“Now that she’s standing [with assistance], we believe that she can one day walk,” says Gray. “I’ve given myself a deadline. By the time THRIVE phases out, I will see her walking.”
Show us your style, Shakirah
Each evening, Alex lights a torch and calls the neighbor children to their compound. They form a circle around Shakirah and take turns singing to her.
They hop across the courtyard like frogs, showing off their latest dance moves in front of her. She squeals and slams her feet against the ground to the beat.
“She hears singing and wants to dance,” says Ruth. “One day I know she will sing to us too.” It’s a prediction that feels all the more possible since Shakirah recently pronounced her first word.
“Hearing us sing she said, ‘Mama,’” says Ruth smiling proudly as she remembers. “I couldn’t believe it, but then she kept repeating it: ‘Mama, Mama, Mama.’”
“Now I take her to anywhere there is music,” says Alex. “We take her to the discos, to weddings, initiation ceremonies, anything that has music. When she hears the music, she starts jumping.”
As the evening light wanes, the neighborhood children sing out, “Shakirah show us your style. Show us your style, Shakirah.” To which she beams and pounds up dust with her tapping feet.
Copyright 2017 Sara A. Fajardo for Catholic Relief Services
About the author: Sara A. Fajardo is a freelance consultant, photographer, writer and multimedia storyteller, based out of Peru.
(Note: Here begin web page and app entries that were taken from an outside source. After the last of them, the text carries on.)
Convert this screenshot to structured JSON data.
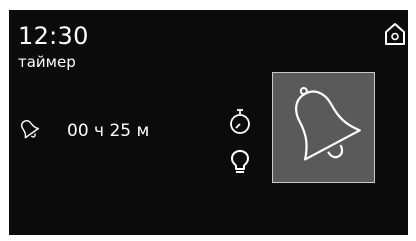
{
  "status": {
    "time": "12:30",
    "mode_label": "таймер"
  },
  "timer": {
    "value": "00 ч 25 м"
  },
  "icons": {
    "home": "home-icon",
    "bell_small": "bell-icon",
    "stopwatch": "stopwatch-icon",
    "bulb": "light-bulb-icon",
    "bell_large": "bell-icon"
  },
  "colors": {
    "background": "#0b0b0b",
    "foreground": "#ffffff",
    "tile": "#5a5a5a"
  }
}
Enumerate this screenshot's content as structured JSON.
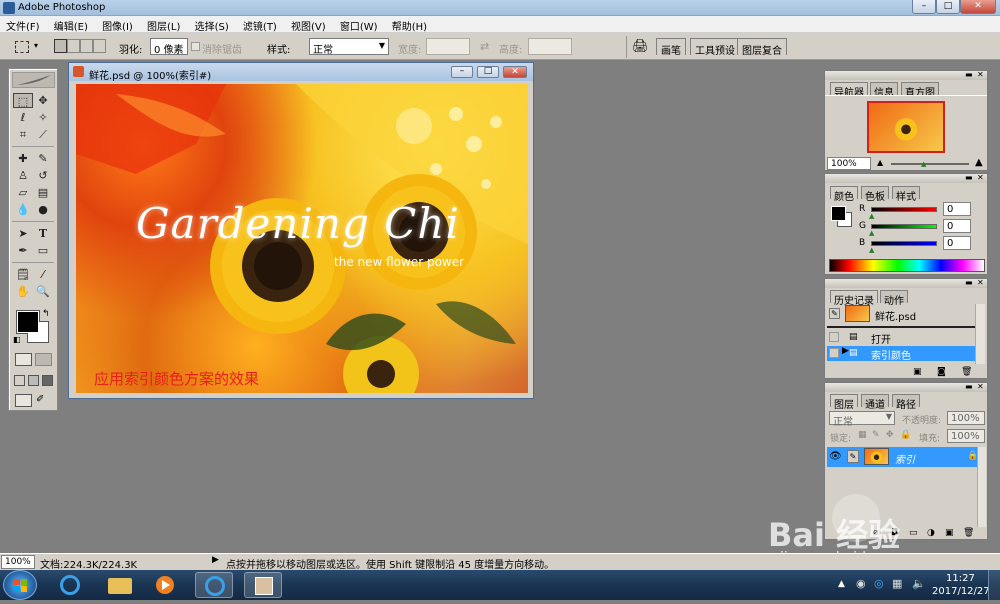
{
  "app": {
    "title": "Adobe Photoshop"
  },
  "menu": [
    "文件(F)",
    "编辑(E)",
    "图像(I)",
    "图层(L)",
    "选择(S)",
    "滤镜(T)",
    "视图(V)",
    "窗口(W)",
    "帮助(H)"
  ],
  "options": {
    "feather_label": "羽化:",
    "feather_value": "0 像素",
    "antialias_label": "消除锯齿",
    "style_label": "样式:",
    "style_value": "正常",
    "width_label": "宽度:",
    "height_label": "高度:",
    "palette_tabs": [
      "画笔",
      "工具预设",
      "图层复合"
    ]
  },
  "document": {
    "title": "鲜花.psd @ 100%(索引#)",
    "canvas_heading": "Gardening Chi",
    "canvas_subheading": "the new flower power",
    "canvas_caption": "应用索引颜色方案的效果"
  },
  "navigator": {
    "tabs": [
      "导航器",
      "信息",
      "直方图"
    ],
    "zoom": "100%"
  },
  "color_panel": {
    "tabs": [
      "颜色",
      "色板",
      "样式"
    ],
    "channels": [
      {
        "label": "R",
        "value": "0",
        "color": "#c00000"
      },
      {
        "label": "G",
        "value": "0",
        "color": "#00a000"
      },
      {
        "label": "B",
        "value": "0",
        "color": "#0000c0"
      }
    ]
  },
  "history_panel": {
    "tabs": [
      "历史记录",
      "动作"
    ],
    "snapshot": "鲜花.psd",
    "items": [
      "打开",
      "索引颜色"
    ]
  },
  "layers_panel": {
    "tabs": [
      "图层",
      "通道",
      "路径"
    ],
    "blend_mode": "正常",
    "opacity_label": "不透明度:",
    "opacity_value": "100%",
    "lock_label": "锁定:",
    "fill_label": "填充:",
    "fill_value": "100%",
    "layer_name": "索引"
  },
  "statusbar": {
    "zoom": "100%",
    "doc_info": "文档:224.3K/224.3K",
    "hint": "点按并拖移以移动图层或选区。使用 Shift 键限制沿 45 度增量方向移动。"
  },
  "taskbar": {
    "time": "11:27",
    "date": "2017/12/27"
  },
  "watermark": {
    "brand": "Bai 经验",
    "url": "jingyan.baidu.com"
  }
}
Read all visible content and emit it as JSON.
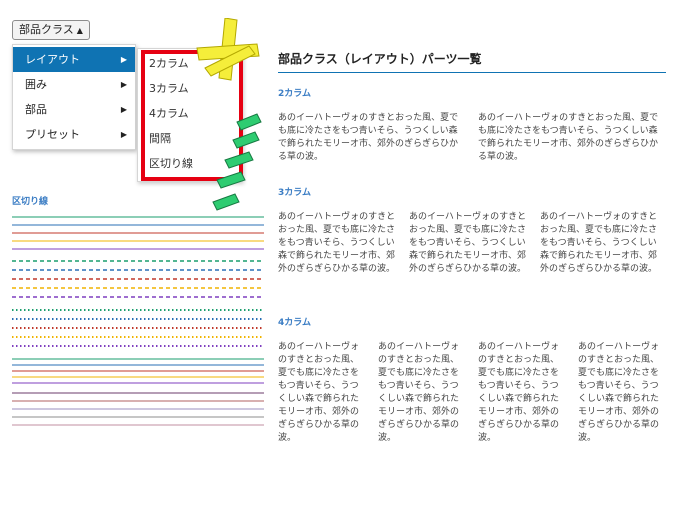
{
  "dropdown": {
    "label": "部品クラス",
    "caret": "▲"
  },
  "menu": {
    "items": [
      {
        "label": "レイアウト"
      },
      {
        "label": "囲み"
      },
      {
        "label": "部品"
      },
      {
        "label": "プリセット"
      }
    ],
    "arrow": "▶"
  },
  "submenu": {
    "items": [
      {
        "label": "2カラム"
      },
      {
        "label": "3カラム"
      },
      {
        "label": "4カラム"
      },
      {
        "label": "間隔"
      },
      {
        "label": "区切り線"
      }
    ]
  },
  "separator_panel": {
    "title": "区切り線"
  },
  "content": {
    "title": "部品クラス（レイアウト）パーツ一覧",
    "sections": [
      {
        "title": "2カラム",
        "columns": [
          "あのイーハトーヴォのすきとおった風、夏でも底に冷たさをもつ青いそら、うつくしい森で飾られたモリーオ市、郊外のぎらぎらひかる草の波。",
          "あのイーハトーヴォのすきとおった風、夏でも底に冷たさをもつ青いそら、うつくしい森で飾られたモリーオ市、郊外のぎらぎらひかる草の波。"
        ]
      },
      {
        "title": "3カラム",
        "columns": [
          "あのイーハトーヴォのすきとおった風、夏でも底に冷たさをもつ青いそら、うつくしい森で飾られたモリーオ市、郊外のぎらぎらひかる草の波。",
          "あのイーハトーヴォのすきとおった風、夏でも底に冷たさをもつ青いそら、うつくしい森で飾られたモリーオ市、郊外のぎらぎらひかる草の波。",
          "あのイーハトーヴォのすきとおった風、夏でも底に冷たさをもつ青いそら、うつくしい森で飾られたモリーオ市、郊外のぎらぎらひかる草の波。"
        ]
      },
      {
        "title": "4カラム",
        "columns": [
          "あのイーハトーヴォのすきとおった風、夏でも底に冷たさをもつ青いそら、うつくしい森で飾られたモリーオ市、郊外のぎらぎらひかる草の波。",
          "あのイーハトーヴォのすきとおった風、夏でも底に冷たさをもつ青いそら、うつくしい森で飾られたモリーオ市、郊外のぎらぎらひかる草の波。",
          "あのイーハトーヴォのすきとおった風、夏でも底に冷たさをもつ青いそら、うつくしい森で飾られたモリーオ市、郊外のぎらぎらひかる草の波。",
          "あのイーハトーヴォのすきとおった風、夏でも底に冷たさをもつ青いそら、うつくしい森で飾られたモリーオ市、郊外のぎらぎらひかる草の波。"
        ]
      }
    ]
  },
  "colors": {
    "accent": "#0f73b3",
    "highlight_border": "#e60012",
    "heading_blue": "#3b7dc4",
    "deco_yellow": "#f5ee3a",
    "deco_green": "#2ecc71"
  },
  "separator_colors": [
    "#1a9e6e",
    "#2a6fb5",
    "#c0392b",
    "#f0b400",
    "#7f3fbf"
  ]
}
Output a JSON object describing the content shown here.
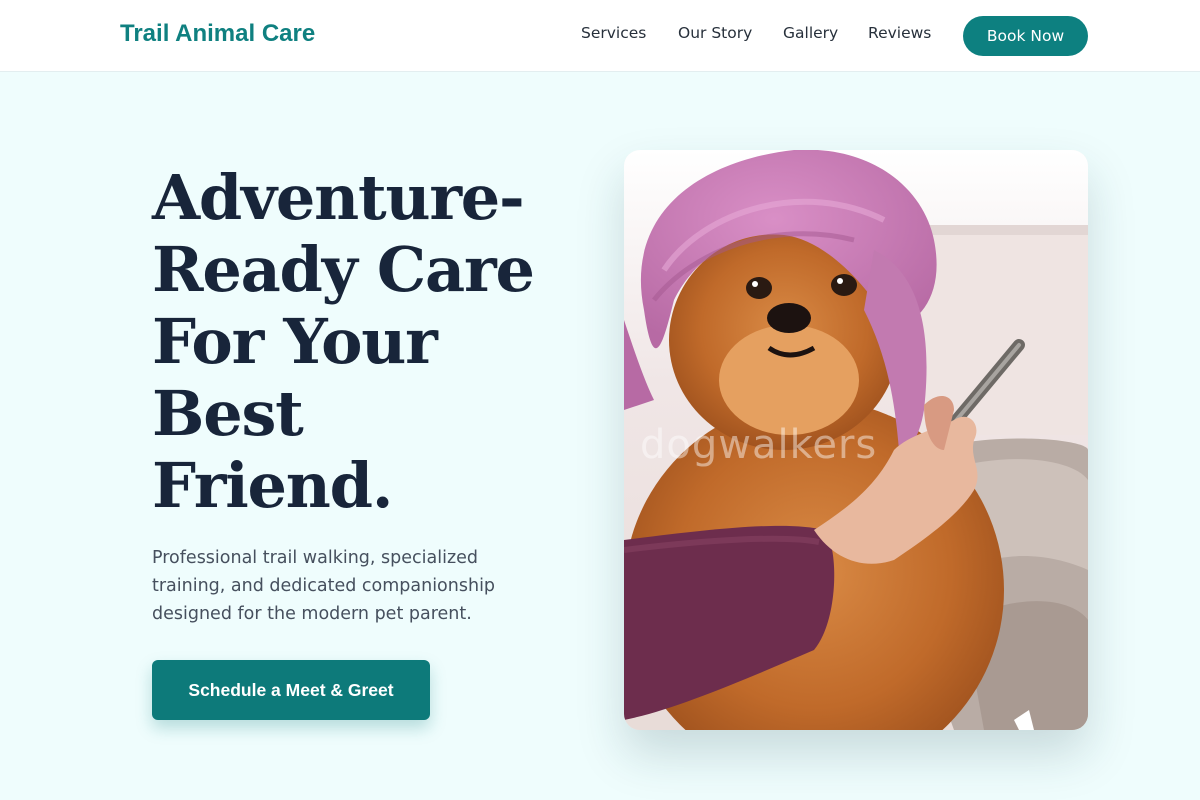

She formerly served as Catholic Relief Services’ regional information officer for East Africa and southern Africa, based out of Nairobi, Kenya.